Business activity in the 15 countries sharing the euro contracted in June for the first time for almost five years, according to a widely watched survey on July 7. The eurozone's purchasing managers' index (PMI), compiled by data and research group Markit, slid to 49.5 points in June, from 51.1 in May. The fall brought the index below the 50-point level indicating a contraction in activity for the first time since July 2003.
On the manufacturing front the PMI index was also down, to 49.1 in June from 51.6 in May, the worst reading since May 2006.

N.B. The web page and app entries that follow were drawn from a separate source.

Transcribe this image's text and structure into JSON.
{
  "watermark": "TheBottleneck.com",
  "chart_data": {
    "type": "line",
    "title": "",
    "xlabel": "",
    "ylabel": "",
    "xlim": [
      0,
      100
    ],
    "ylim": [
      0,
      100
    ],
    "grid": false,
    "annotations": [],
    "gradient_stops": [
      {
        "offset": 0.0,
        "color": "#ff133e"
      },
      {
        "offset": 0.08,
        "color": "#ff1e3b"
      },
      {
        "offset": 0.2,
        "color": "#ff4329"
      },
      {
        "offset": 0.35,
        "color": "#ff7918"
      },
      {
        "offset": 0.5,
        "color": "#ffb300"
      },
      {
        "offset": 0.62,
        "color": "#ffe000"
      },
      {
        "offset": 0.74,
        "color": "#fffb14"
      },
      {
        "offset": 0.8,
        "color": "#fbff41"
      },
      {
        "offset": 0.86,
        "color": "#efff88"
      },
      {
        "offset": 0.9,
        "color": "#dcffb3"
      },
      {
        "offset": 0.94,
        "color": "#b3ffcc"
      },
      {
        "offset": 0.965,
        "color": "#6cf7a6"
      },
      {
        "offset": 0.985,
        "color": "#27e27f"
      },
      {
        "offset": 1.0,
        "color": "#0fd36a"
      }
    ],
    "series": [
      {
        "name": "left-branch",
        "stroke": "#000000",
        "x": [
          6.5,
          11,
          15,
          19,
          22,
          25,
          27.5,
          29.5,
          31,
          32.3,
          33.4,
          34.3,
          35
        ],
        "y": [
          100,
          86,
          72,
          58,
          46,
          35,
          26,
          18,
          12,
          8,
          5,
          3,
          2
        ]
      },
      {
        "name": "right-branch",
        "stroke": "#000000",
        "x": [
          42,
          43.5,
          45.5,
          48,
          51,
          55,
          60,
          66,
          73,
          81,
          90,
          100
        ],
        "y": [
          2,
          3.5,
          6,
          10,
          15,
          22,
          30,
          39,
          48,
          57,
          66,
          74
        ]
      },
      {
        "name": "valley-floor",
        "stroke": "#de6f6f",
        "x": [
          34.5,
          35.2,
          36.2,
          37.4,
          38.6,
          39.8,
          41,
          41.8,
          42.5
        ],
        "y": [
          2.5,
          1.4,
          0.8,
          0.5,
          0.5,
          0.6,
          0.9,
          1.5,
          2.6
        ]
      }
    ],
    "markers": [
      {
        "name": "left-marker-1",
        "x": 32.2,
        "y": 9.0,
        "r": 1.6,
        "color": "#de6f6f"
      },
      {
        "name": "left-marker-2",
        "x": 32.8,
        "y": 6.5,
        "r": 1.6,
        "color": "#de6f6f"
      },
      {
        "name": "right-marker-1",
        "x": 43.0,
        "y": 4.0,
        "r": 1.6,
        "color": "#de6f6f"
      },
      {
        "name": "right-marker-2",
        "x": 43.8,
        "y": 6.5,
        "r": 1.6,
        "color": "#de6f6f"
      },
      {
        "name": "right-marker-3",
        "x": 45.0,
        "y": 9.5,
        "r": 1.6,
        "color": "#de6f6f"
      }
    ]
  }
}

Economists said that the fact that business activity shrank spelled bad news for the broader eurozone economy in the months ahead. "The 'flash' June service sector and manufacturing purchasing managers' surveys for the eurozone make very worrying reading, showing a toxic cocktail of essentially stagnant economic activity but elevated and still rising inflation," said economist Howard Archer at consultants Global Insight. "This very much heightens concern about the current state of the eurozone economy and its prospects."
Although economic activity has been slowing in the eurozone, soaring oil and food prices lifted annual inflation in the bloc to a record 3.7% in May.
Copyright Agence France-Presse, 2008